Outrage as Iran’s execution figures explode
The International Campaign for Human Rights in Iran counted 121 executions for the six-week period, excluding the secret executions that routinely take place in prisons around Iran. The total number of recorded executions in 2009 was 388 (statistics for 2010 have not yet been released by Amnesty International).
Mahmood Amiry-Moghaddam from World Coalition member organisation Iran Human Rights has stated that the “reason for the increase in the number of the executions is probably due to[the] Iranian authorities’ need to spread fear among the people more than ever”.
He was referring to the risk of anti-regime protests as the economic situation deteriorates after recent economic reforms “have led to a sharp increase in prices” and at a time where there is “increasing unemployment”.
Iran’s use of executions as a political silencer has historical precedent. According to Amnesty International’s 2009 report, between the presidential election on 12 June 2009 and the inauguration of Mahmoud Ahmadinejad for a second term as President on 5 August, there were 112 recorded executions.
According to Amiry-Moghaddam, “Iranian civil society (which is mainly underground or in exile right now) has been trying to give attention to these executions. We have had several protest demonstrations around the world. There have also been protests in Afghanistan and Iraqi Kurdistan in front of the Iranian embassies. We will do more in the weeks to come.”
In violation of international law

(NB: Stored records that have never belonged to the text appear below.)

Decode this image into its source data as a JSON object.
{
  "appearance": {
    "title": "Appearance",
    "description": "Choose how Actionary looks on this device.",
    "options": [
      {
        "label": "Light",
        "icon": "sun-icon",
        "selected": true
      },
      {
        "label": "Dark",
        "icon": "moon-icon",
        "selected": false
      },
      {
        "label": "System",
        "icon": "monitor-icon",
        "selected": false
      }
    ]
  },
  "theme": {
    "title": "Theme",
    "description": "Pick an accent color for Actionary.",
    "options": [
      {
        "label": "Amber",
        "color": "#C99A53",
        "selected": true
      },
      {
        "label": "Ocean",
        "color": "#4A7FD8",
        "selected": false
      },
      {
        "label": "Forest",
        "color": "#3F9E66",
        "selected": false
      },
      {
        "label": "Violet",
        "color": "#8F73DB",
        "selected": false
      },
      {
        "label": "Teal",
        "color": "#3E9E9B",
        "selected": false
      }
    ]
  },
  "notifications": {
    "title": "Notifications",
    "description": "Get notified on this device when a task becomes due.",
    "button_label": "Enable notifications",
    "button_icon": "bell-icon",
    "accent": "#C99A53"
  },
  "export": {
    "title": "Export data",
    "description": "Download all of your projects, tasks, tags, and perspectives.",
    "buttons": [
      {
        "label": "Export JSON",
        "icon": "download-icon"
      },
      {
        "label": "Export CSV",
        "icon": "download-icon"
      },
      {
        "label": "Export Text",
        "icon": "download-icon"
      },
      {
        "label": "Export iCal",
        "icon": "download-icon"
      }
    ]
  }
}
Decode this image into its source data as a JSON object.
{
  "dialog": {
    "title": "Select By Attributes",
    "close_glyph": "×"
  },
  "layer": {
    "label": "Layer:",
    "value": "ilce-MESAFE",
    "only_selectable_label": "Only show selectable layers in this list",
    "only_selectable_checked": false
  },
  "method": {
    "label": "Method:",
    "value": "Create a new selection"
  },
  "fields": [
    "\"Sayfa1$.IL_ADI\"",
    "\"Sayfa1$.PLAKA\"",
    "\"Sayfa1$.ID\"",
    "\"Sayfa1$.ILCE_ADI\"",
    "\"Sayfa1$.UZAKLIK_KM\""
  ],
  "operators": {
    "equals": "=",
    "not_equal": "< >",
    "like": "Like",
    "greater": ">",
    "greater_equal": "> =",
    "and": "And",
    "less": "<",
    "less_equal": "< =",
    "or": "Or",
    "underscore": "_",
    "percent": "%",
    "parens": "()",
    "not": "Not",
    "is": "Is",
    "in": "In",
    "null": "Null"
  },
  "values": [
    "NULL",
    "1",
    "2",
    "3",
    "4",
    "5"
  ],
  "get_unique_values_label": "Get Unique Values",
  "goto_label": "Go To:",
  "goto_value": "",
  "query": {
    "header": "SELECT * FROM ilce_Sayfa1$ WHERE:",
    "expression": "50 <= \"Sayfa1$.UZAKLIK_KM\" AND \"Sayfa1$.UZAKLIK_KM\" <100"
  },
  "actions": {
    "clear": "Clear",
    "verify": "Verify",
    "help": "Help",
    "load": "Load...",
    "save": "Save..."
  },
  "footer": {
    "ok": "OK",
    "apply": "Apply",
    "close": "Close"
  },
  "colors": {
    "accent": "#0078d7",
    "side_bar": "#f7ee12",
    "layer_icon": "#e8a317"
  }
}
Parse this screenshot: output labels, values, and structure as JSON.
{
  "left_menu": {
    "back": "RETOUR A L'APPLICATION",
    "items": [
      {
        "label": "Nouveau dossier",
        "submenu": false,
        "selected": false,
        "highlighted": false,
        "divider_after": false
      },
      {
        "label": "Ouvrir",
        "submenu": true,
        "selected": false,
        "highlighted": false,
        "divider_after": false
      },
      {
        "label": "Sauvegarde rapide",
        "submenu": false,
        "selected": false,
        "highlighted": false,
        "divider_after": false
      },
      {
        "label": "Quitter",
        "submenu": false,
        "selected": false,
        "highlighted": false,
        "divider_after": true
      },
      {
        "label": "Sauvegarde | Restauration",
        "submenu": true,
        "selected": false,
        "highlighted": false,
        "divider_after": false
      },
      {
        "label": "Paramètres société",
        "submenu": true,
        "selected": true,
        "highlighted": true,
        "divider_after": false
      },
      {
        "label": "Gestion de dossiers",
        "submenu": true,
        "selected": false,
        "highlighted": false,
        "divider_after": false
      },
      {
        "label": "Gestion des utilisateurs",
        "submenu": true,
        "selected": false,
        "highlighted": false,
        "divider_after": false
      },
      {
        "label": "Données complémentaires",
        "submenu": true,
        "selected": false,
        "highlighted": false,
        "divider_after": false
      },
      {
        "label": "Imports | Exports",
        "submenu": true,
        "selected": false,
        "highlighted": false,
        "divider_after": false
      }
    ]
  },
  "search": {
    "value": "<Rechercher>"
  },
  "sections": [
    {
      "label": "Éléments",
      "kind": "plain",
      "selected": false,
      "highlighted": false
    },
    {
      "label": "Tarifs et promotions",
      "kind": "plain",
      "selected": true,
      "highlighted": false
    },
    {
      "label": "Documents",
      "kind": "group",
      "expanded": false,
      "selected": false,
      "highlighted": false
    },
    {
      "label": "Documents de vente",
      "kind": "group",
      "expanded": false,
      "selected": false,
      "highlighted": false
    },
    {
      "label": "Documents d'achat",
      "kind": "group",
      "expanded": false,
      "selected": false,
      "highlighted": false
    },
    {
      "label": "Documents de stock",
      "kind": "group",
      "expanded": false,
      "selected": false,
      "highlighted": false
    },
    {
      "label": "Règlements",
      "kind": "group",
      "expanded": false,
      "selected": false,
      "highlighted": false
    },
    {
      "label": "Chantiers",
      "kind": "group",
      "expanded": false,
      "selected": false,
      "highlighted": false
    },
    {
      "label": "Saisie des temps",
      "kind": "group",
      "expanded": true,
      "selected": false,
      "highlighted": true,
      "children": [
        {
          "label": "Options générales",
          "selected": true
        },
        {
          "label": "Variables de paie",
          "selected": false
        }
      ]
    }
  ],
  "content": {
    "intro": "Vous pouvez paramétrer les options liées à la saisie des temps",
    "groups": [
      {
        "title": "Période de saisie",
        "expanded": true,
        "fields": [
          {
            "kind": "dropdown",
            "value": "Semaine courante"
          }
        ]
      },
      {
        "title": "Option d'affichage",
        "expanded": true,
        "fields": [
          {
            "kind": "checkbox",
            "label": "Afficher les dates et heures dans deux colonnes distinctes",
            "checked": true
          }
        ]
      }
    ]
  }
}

Reports from World Coalition member Human Rights Watch show that Iran is also failing to meet the internationally recognized minimum standards for those facing the death penalty. People are being tortured to confess, denied access to a lawyer, tried summarily and juveniles are being sentenced to death.
Ashkan Miri, a teenager, was sentenced to death in early February for the accidental death of another teenager during a brawl. Ashkan was 14 at the time of the incident.
Iran has ratified the International Covenant on Civil and Political Rights (ICCPR) and as such is bound to its article 6, which restricts the use of the death penalty to the most serious crimes. This has been accepted at the international level to mean crimes that result in the death of a person.
However, a majority of those executed were convicted of crimes that did not involve death. The Iran Foreign ministry states that 80% of those killed were drug smugglers. At least one man was executed for apostasy and at least 13 were executed for moharebeh (“enmity against God”).
International pressure mounts
The international community was slow to react to Iran’s surge in executions. According to Amiry-Moghaddam, this gave the Iranian regime the impression that “they probably can go ahead [with the executions]”.
Of late, however, international pressure has mounted, with the widely reported execution of Dutch citizen Zahra Bahrami arousing particular attention. Bahrami was charged with drug trafficking and the Netherlands froze diplomatic contacts following her execution in January.
The UN’s High Commissioner for Human Rights, Navi Pillay and Catherine Ashton, the European Union’s top foreign policy official, have called for an immediate moratorium on executions after Tehran failed to grant Bahrami a fair and transparent trial.
The UN Special Rapporteur for extrajudicial, summary or arbitrary executions, Christof Heyns, and the Special Rapporteur on the independence of judges and lawyers, Gabriela Knaul, are calling on Iran “to immediately declare a moratorium on the death penalty in view of the gravity of the situation and the regular disregard of due process guarantees”.
US State Department spokesman Philip Crowley urged Iran to put a halt to executions stating Bahrami’s “execution is one of dozens carried out in recent weeks amid serious questions about the motives of the Iranian government and whether these prisoners were granted their rights under the International Covenant on Civil and Political Rights”.
The USA executed juvenile offenders until 2005 in contravention of the ICCPR.